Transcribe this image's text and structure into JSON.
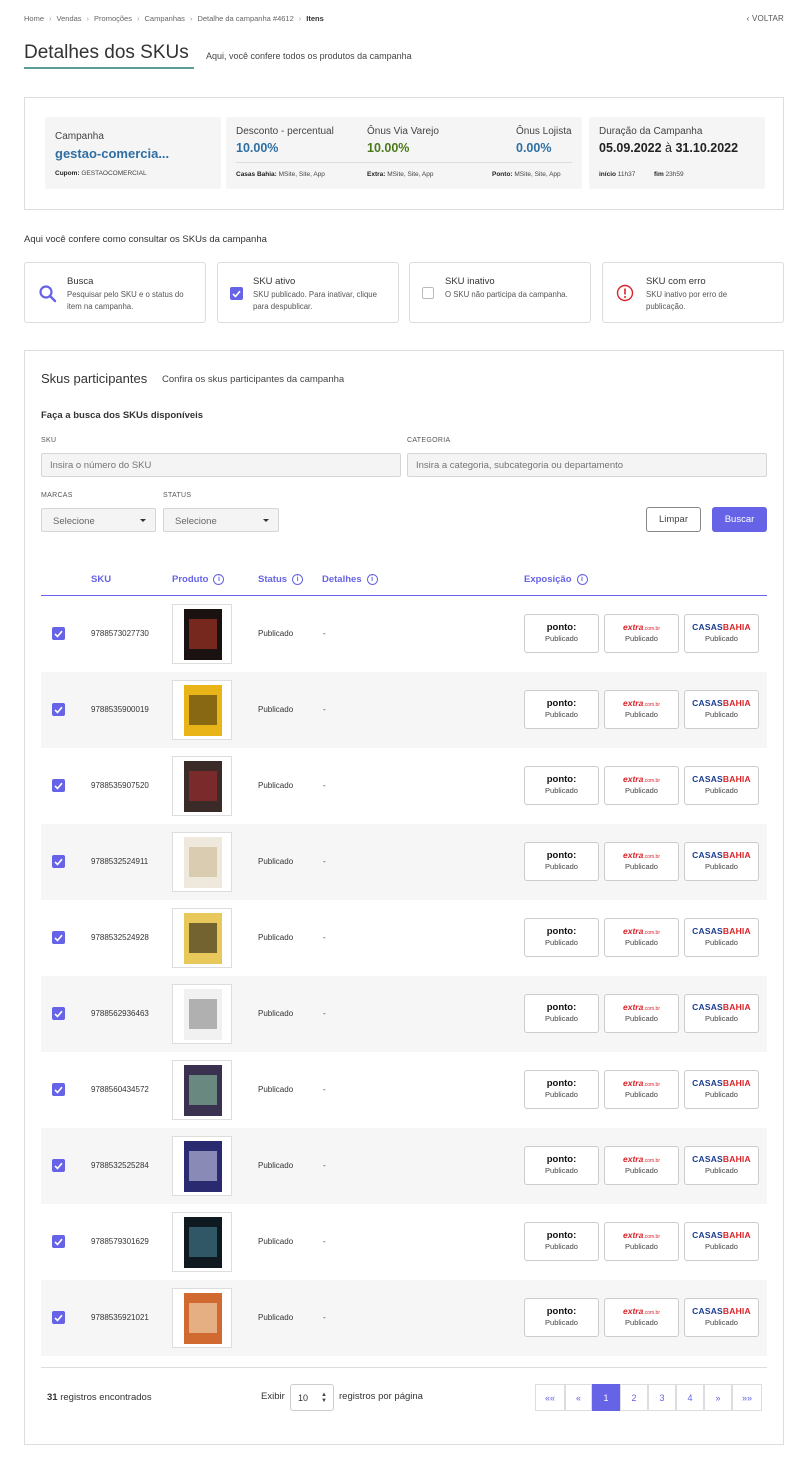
{
  "breadcrumb": [
    "Home",
    "Vendas",
    "Promoções",
    "Campanhas",
    "Detalhe da campanha #4612",
    "Itens"
  ],
  "back_label": "VOLTAR",
  "page": {
    "title": "Detalhes dos SKUs",
    "subtitle": "Aqui, você confere todos os produtos da campanha"
  },
  "campaign": {
    "label": "Campanha",
    "name": "gestao-comercia...",
    "coupon_label": "Cupom:",
    "coupon_value": "GESTAOCOMERCIAL",
    "discount_label": "Desconto - percentual",
    "discount_value": "10.00%",
    "onus_via_label": "Ônus Via Varejo",
    "onus_via_value": "10.00%",
    "onus_lojista_label": "Ônus Lojista",
    "onus_lojista_value": "0.00%",
    "casas_label": "Casas Bahia:",
    "casas_value": "MSite, Site, App",
    "extra_label": "Extra:",
    "extra_value": "MSite, Site, App",
    "ponto_label": "Ponto:",
    "ponto_value": "MSite, Site, App",
    "duration_label": "Duração da Campanha",
    "start_date": "05.09.2022",
    "date_sep": "à",
    "end_date": "31.10.2022",
    "start_label": "início",
    "start_time": "11h37",
    "end_label": "fim",
    "end_time": "23h59"
  },
  "consult_title": "Aqui você confere como consultar os SKUs da campanha",
  "legend": [
    {
      "title": "Busca",
      "desc": "Pesquisar pelo SKU e o status do item na campanha.",
      "icon": "search-icon"
    },
    {
      "title": "SKU ativo",
      "desc": "SKU publicado. Para inativar, clique para despublicar.",
      "icon": "checkbox-checked-icon"
    },
    {
      "title": "SKU inativo",
      "desc": "O SKU não participa da campanha.",
      "icon": "checkbox-empty-icon"
    },
    {
      "title": "SKU com erro",
      "desc": "SKU inativo por erro de publicação.",
      "icon": "error-icon"
    }
  ],
  "skus_section": {
    "title": "Skus participantes",
    "subtitle": "Confira os skus participantes da campanha",
    "search_title": "Faça a busca dos SKUs disponíveis",
    "sku_label": "SKU",
    "sku_placeholder": "Insira o número do SKU",
    "category_label": "CATEGORIA",
    "category_placeholder": "Insira a categoria, subcategoria ou departamento",
    "brands_label": "MARCAS",
    "brands_value": "Selecione",
    "status_label": "STATUS",
    "status_value": "Selecione",
    "clear_label": "Limpar",
    "search_label": "Buscar"
  },
  "table": {
    "headers": {
      "sku": "SKU",
      "product": "Produto",
      "status": "Status",
      "details": "Detalhes",
      "exposure": "Exposição"
    },
    "rows": [
      {
        "sku": "9788573027730",
        "status": "Publicado",
        "details": "-",
        "cover_bg": "#1a1210",
        "cover_fg": "#c43a2a"
      },
      {
        "sku": "9788535900019",
        "status": "Publicado",
        "details": "-",
        "cover_bg": "#e8b418",
        "cover_fg": "#3a2a10"
      },
      {
        "sku": "9788535907520",
        "status": "Publicado",
        "details": "-",
        "cover_bg": "#3a2a28",
        "cover_fg": "#b02a30"
      },
      {
        "sku": "9788532524911",
        "status": "Publicado",
        "details": "-",
        "cover_bg": "#efe9dd",
        "cover_fg": "#c9b48a"
      },
      {
        "sku": "9788532524928",
        "status": "Publicado",
        "details": "-",
        "cover_bg": "#e8c85a",
        "cover_fg": "#111111"
      },
      {
        "sku": "9788562936463",
        "status": "Publicado",
        "details": "-",
        "cover_bg": "#f1f1f1",
        "cover_fg": "#7a7a7a"
      },
      {
        "sku": "9788560434572",
        "status": "Publicado",
        "details": "-",
        "cover_bg": "#3a3050",
        "cover_fg": "#8fd4a8"
      },
      {
        "sku": "9788532525284",
        "status": "Publicado",
        "details": "-",
        "cover_bg": "#2a2a70",
        "cover_fg": "#d8d8f0"
      },
      {
        "sku": "9788579301629",
        "status": "Publicado",
        "details": "-",
        "cover_bg": "#0e1a20",
        "cover_fg": "#4a8aa0"
      },
      {
        "sku": "9788535921021",
        "status": "Publicado",
        "details": "-",
        "cover_bg": "#d06a30",
        "cover_fg": "#f5e6c8"
      }
    ],
    "exposure": {
      "ponto_logo": "ponto:",
      "extra_logo": "extra",
      "extra_suffix": ".com.br",
      "casas_logo_a": "CASAS",
      "casas_logo_b": "BAHIA",
      "status": "Publicado"
    }
  },
  "footer": {
    "records_count": "31",
    "records_label": "registros encontrados",
    "show_label": "Exibir",
    "per_page_value": "10",
    "per_page_label": "registros por página",
    "pagination": [
      "««",
      "«",
      "1",
      "2",
      "3",
      "4",
      "»",
      "»»"
    ],
    "active_page": "1"
  },
  "colors": {
    "accent": "#6663e6",
    "brand_blue": "#2f6fa3",
    "green": "#4a7a1a",
    "teal_line": "#5a9e95"
  }
}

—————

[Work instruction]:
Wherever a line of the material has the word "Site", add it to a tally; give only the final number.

[Solved exercise]:
3